  • PPD: Evaluation Treatment Eligibility (n = 373) Treatment Completers 80 In Treatment Waiting list 29 Drop-out 203 12 Treatment denier 49 *August 2012 UNIVERSITÄTSMEDIZIN BERLIN 35
  • PPD: Evaulation Statistical analyses: Within groups T0 TRetest Tint T1 T2 Baseline Pre- In-treatment Post- Follow-up Treatment Treatment TG WG Group comparisons of on DRF within treatment / waitingtime to evaluate changes dependent conditions: Wilcoxon signed-rank test, set at .05 level of significance; One-way repeated measure analyses UNIVERSITÄTSMEDIZIN BERLIN 36
  • PPD first results: Comparability on descriptive data Criminal history by group: LT offenses Treatment group (TG; n = 53) Waitinglist Group (WG; n = 22) 100 90 n = 26 non-CSA offenders n = 27 CSA offenders 80 % 70 60 50 45,5 40 31,8 34 30 22, 6 18,2 26,4 20 9 10 4,5 0 no offenses CP only offenses Mixed offenses CSA only offenses (n = 12; n = 4) (n = 14; n = 7) (n = 18; n = 10) (n = 9; n = 1) TG and WG comparable on LT offense history UNIVERSITÄTSMEDIZIN BERLIN 37
  • PPD first results: Improvement on measures of DRF DRF-Improvement within TG **Z = -2.72 + Problematic • Emotional victim • Offense-supportive cognitions empathy* attitudes** • Cognitive victim empathy (Perspective taking) Self-esteem** Emotional • Hostility towards women deficits • Emotional loneliness** • Emotion oriented coping* • Sexual coping self- • Masturbation frequency efficacy* Sexual related to CSA* self-regulation - up Changes on DRF within TG are stable at one-year follow *Z = -2.16; *Z = -2.49; No changes on DRF within WG = -2.62; *Z = -2.27; *Z = -2.44 **Z = -4.47; **Z UNIVERSITÄTSMEDIZIN BERLIN 38

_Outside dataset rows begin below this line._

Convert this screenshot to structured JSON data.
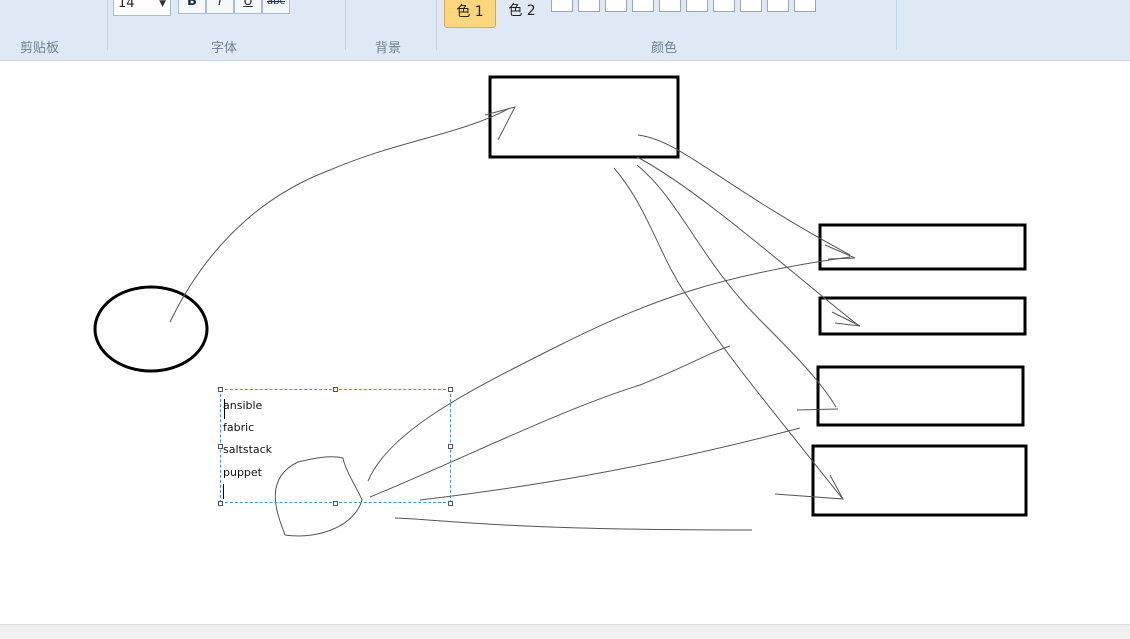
{
  "ribbon": {
    "groups": {
      "clipboard": "剪贴板",
      "font": "字体",
      "background": "背景",
      "colors": "颜色"
    },
    "font_size": "14",
    "format_buttons": {
      "bold": "B",
      "italic": "I",
      "underline": "U",
      "strike": "abc"
    },
    "color1_label": "色 1",
    "color2_label": "色 2",
    "accent": "#fbd67c"
  },
  "canvas": {
    "text_box_lines": [
      "ansible",
      "fabric",
      "saltstack",
      "puppet"
    ]
  }
}
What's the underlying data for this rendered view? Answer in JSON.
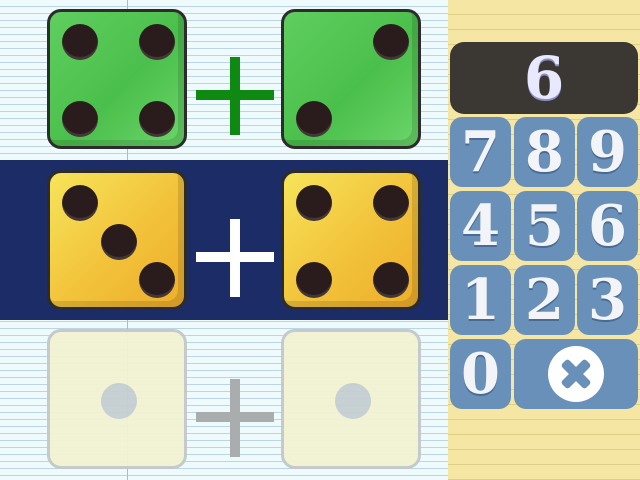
{
  "game": {
    "rows": [
      {
        "left_die": 4,
        "right_die": 2,
        "state": "answered",
        "color": "#4bbf4b",
        "operator": "+"
      },
      {
        "left_die": 3,
        "right_die": 4,
        "state": "active",
        "color": "#f2c23a",
        "operator": "+"
      },
      {
        "left_die": 1,
        "right_die": 1,
        "state": "pending",
        "color": "#f3f3d2",
        "operator": "+"
      }
    ],
    "active_band_color": "#1b2c66"
  },
  "keypad": {
    "display_value": "6",
    "keys": [
      "7",
      "8",
      "9",
      "4",
      "5",
      "6",
      "1",
      "2",
      "3",
      "0"
    ],
    "clear_icon": "clear-x-icon",
    "key_color": "#6890b8"
  }
}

  • PPD first results: Improvement on measures of DRF DRF-Improvement within TG offender groups • No changes in non-offenders • CP only offenders showed less offense-supportive attitudes • CSA only offenders showed less offense-supportive attitudes, but more emotional victim empathy deficits • Mixed offenders improved most: less… – loneliness & hostility towards women – emotional victim empathy deficits & offense supportive attitudes – coping self-efficacy deficits & sexual preoccupation *Z = -2.55 *Z = -2.38; *Z = -1.96 *Z = -2.16; *Z = -2.37; **Z = -3.68; *Z = -2.12; *Z = -2.51; *Z = -2.11 UNIVERSITÄTSMEDIZIN BERLIN 39
  • See other presentationUNIVERSITÄTSMEDIZIN BERLIN 40